Find every line below with the word "Microsoft" in it, and copy each one.

————

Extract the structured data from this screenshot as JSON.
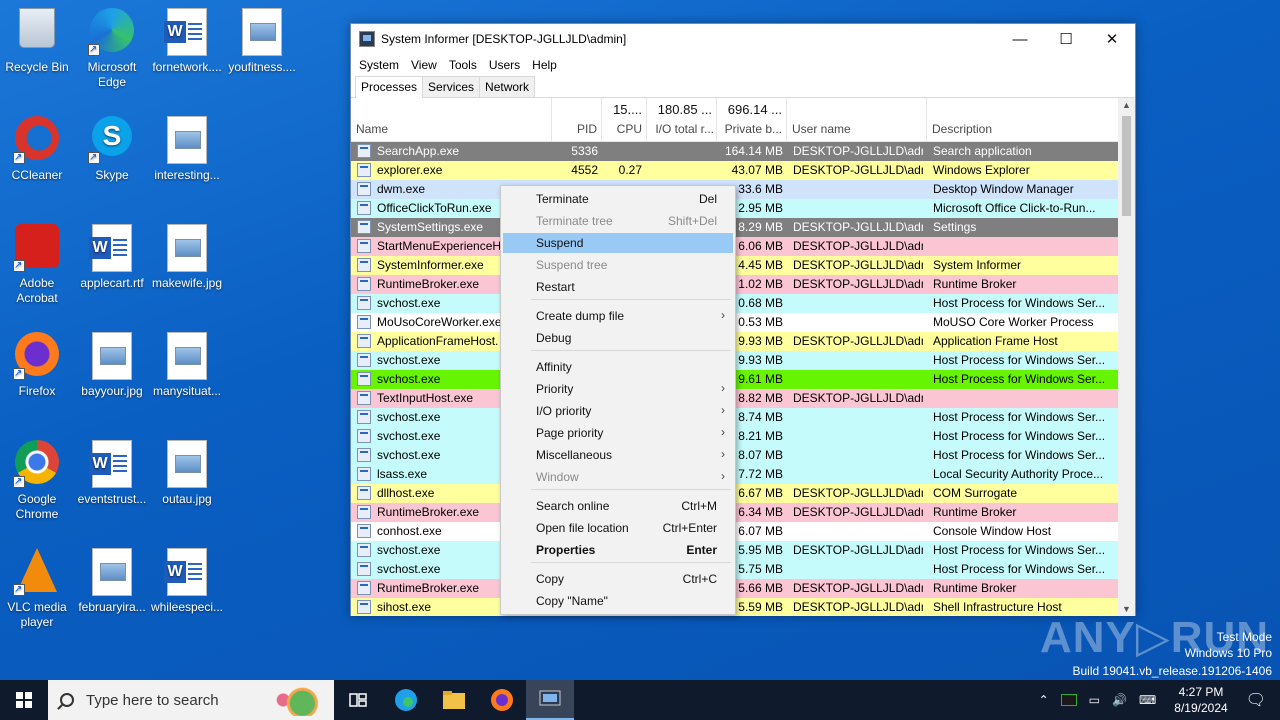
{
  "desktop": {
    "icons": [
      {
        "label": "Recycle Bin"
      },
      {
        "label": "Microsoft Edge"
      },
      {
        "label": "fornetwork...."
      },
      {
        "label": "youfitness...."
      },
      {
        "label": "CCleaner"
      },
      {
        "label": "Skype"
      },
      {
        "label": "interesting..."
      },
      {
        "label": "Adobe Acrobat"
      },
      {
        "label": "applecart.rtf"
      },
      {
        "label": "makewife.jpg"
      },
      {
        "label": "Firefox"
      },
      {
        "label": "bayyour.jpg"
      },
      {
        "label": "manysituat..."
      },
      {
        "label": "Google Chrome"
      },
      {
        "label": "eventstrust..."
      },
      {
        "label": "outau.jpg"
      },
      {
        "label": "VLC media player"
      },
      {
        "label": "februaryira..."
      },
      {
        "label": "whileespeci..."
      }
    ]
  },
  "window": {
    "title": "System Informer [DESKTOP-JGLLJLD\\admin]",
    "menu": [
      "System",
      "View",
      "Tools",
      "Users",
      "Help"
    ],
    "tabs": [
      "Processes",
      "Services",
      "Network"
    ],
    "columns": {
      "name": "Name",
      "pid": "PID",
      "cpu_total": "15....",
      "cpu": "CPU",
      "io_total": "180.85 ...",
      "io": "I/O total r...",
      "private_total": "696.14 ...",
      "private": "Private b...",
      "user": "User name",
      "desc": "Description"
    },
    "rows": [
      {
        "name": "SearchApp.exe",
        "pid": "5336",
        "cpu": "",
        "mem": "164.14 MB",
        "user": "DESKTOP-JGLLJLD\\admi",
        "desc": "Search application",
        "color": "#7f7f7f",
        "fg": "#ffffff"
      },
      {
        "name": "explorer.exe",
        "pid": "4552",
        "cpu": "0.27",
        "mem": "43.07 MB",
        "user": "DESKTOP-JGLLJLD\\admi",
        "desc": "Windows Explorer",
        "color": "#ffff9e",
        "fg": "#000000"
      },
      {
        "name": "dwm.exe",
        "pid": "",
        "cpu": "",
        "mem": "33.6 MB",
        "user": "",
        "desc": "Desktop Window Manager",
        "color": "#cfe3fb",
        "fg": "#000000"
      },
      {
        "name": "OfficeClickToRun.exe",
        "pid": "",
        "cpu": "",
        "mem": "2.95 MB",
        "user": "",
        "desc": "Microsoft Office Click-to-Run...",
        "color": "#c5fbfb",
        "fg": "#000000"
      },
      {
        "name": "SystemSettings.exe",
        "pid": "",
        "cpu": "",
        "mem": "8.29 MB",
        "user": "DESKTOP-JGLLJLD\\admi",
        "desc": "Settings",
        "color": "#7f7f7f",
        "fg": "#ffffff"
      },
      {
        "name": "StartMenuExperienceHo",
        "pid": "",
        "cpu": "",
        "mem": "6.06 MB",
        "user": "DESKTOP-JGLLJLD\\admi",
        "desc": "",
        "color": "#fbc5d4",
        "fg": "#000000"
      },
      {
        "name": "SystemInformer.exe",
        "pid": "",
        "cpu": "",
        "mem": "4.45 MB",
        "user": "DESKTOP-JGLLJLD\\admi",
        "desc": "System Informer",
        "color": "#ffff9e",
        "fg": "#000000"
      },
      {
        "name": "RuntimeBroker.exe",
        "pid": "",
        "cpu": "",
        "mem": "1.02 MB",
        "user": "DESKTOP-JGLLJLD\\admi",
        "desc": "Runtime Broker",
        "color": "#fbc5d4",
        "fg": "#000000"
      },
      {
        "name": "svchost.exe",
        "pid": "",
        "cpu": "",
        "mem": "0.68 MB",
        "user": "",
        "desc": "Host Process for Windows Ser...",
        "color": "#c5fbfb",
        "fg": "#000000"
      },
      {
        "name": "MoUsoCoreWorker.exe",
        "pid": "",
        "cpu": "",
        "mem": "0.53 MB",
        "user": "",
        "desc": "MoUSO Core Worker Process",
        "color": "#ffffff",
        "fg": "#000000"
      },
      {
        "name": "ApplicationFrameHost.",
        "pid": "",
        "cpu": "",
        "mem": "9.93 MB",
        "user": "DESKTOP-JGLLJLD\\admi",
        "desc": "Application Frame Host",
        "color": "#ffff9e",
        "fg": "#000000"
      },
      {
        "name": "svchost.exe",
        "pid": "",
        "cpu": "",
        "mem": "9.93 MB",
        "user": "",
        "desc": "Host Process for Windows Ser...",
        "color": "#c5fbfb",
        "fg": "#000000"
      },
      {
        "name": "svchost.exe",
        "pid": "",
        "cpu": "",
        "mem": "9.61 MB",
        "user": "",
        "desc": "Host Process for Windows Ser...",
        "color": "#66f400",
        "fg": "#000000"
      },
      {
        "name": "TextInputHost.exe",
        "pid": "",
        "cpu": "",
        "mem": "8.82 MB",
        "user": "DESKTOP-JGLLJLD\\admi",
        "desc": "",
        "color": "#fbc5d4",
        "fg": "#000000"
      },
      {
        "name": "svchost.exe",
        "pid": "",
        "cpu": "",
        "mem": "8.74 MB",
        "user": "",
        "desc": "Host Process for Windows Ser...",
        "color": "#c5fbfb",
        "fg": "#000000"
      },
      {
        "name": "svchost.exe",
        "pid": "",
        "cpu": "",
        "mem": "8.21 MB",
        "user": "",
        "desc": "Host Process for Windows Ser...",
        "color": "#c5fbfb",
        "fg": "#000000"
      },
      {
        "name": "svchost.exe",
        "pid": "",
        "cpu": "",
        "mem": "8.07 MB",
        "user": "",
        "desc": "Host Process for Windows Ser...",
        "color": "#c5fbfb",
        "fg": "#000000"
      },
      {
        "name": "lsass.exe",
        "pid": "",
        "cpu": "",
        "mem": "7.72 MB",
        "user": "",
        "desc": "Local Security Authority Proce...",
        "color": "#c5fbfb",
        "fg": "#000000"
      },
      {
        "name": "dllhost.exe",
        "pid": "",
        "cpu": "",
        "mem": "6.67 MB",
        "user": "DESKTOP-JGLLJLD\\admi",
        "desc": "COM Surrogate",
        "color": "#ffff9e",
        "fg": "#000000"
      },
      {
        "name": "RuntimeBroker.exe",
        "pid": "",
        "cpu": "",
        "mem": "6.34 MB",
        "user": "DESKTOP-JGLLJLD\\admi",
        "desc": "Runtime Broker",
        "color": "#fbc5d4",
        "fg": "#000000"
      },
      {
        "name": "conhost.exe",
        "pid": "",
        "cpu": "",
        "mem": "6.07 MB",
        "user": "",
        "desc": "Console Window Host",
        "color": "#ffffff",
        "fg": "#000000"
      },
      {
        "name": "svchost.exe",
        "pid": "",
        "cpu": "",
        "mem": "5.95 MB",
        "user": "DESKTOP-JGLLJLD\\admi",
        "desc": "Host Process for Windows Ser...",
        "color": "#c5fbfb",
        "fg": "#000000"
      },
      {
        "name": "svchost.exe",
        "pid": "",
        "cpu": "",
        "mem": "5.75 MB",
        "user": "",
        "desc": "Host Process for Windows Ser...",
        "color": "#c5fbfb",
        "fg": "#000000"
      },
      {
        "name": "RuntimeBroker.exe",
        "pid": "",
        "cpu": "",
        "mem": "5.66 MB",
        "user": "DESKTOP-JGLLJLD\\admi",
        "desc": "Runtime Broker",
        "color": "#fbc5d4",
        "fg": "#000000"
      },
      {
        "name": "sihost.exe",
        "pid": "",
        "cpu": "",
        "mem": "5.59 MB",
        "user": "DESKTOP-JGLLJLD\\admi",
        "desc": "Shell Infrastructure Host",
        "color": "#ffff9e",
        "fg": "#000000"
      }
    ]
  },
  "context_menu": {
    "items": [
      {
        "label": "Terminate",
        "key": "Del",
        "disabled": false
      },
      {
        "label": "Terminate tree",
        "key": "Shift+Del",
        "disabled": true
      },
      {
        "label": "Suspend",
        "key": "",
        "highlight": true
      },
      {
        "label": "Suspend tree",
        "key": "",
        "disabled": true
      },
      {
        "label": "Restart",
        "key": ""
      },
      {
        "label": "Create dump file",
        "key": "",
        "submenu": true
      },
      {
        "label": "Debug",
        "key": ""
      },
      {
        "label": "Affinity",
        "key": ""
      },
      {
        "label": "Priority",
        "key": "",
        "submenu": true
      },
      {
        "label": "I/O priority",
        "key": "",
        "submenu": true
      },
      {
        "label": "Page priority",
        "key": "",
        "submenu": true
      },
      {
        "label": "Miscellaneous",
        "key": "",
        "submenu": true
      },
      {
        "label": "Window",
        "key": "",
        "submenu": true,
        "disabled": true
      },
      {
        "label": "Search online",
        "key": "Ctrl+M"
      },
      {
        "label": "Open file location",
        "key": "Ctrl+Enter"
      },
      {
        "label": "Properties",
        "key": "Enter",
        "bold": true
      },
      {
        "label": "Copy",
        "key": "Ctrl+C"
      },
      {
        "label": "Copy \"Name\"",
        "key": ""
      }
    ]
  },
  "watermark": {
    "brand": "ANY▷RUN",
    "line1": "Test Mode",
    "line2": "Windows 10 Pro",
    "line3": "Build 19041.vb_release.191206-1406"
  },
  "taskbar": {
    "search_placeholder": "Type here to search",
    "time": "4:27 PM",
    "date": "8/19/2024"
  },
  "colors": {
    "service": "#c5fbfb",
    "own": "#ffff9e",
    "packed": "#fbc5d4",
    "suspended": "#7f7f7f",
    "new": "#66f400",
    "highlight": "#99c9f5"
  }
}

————

• **Answer to this problem**:
        "label": "Microsoft Edge"
        "desc": "Microsoft Office Click-to-Run...",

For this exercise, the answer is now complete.